## WORK ITEM
Using the entries that follow, give the number of lines containing the string "label". Write nothing besides that number.

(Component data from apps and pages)
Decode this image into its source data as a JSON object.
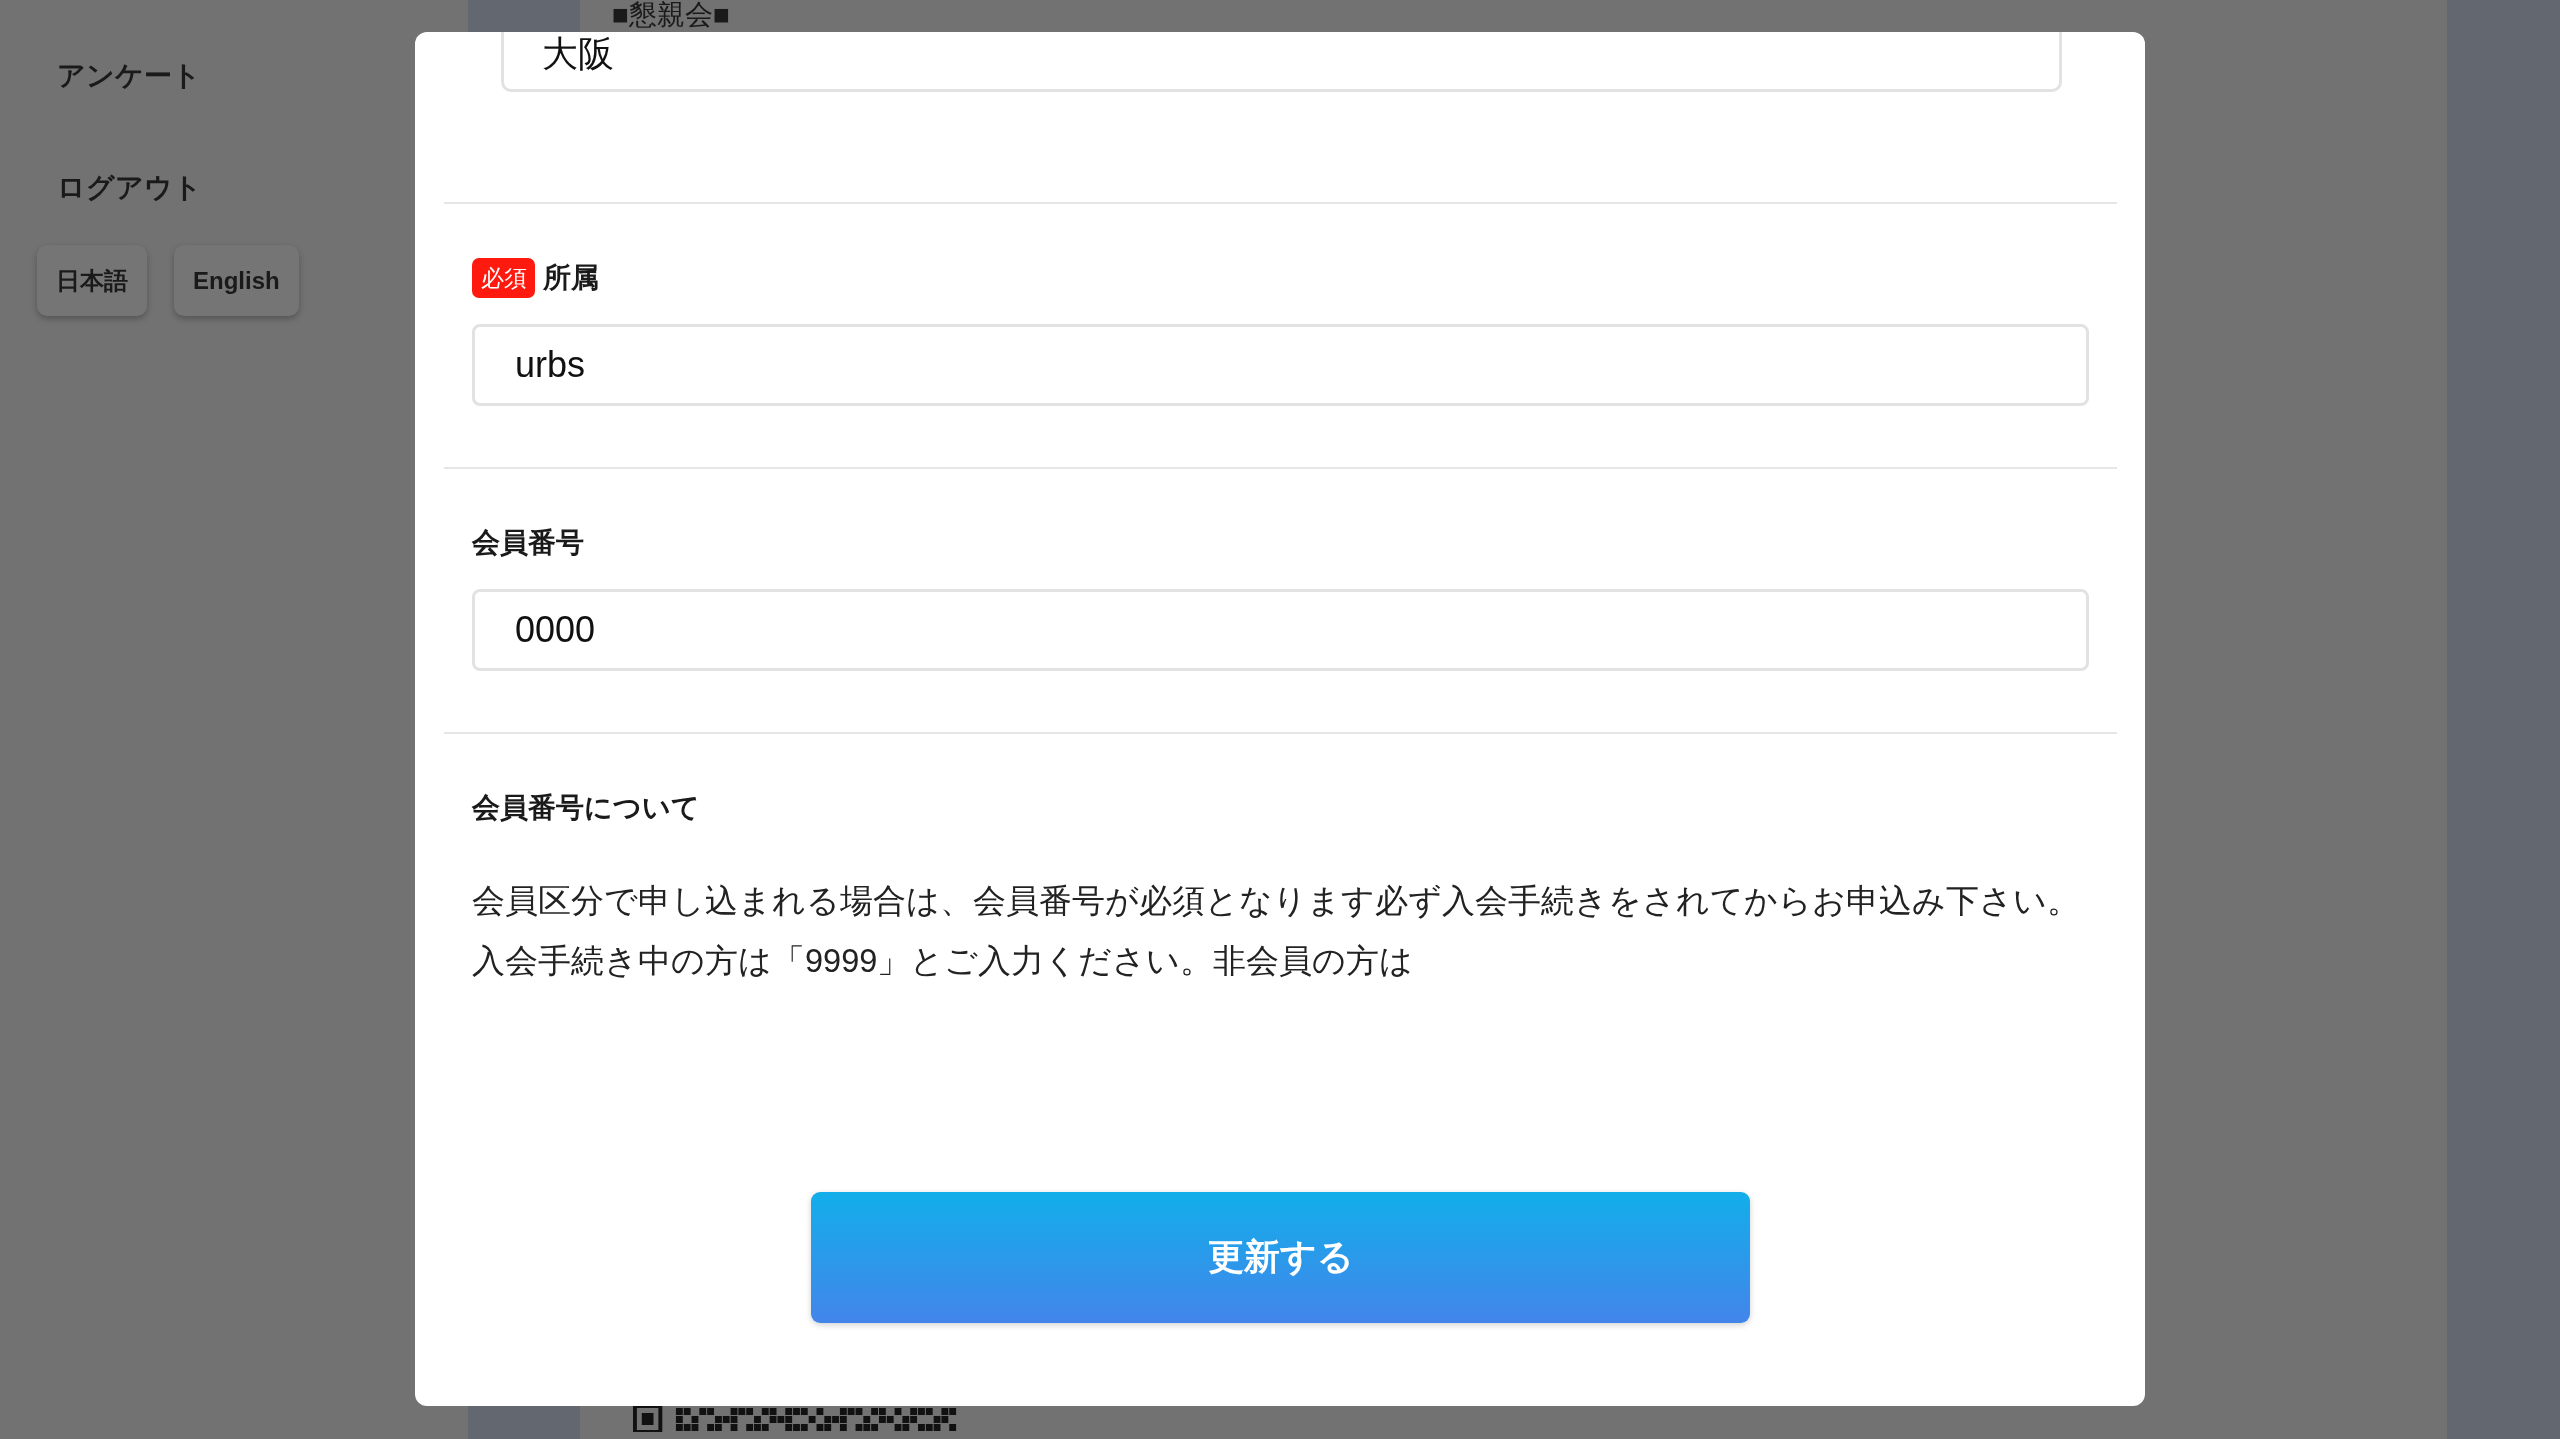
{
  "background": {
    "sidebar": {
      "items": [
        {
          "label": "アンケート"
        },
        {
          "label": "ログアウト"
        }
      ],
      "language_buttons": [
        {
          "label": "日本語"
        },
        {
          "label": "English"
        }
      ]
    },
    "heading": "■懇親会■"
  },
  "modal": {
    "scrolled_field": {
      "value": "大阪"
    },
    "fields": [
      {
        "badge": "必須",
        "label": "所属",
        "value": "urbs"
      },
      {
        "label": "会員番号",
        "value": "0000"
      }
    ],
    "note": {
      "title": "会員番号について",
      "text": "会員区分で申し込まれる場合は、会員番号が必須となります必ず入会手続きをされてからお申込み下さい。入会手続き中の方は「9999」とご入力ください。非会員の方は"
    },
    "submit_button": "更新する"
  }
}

## RESPONSE
6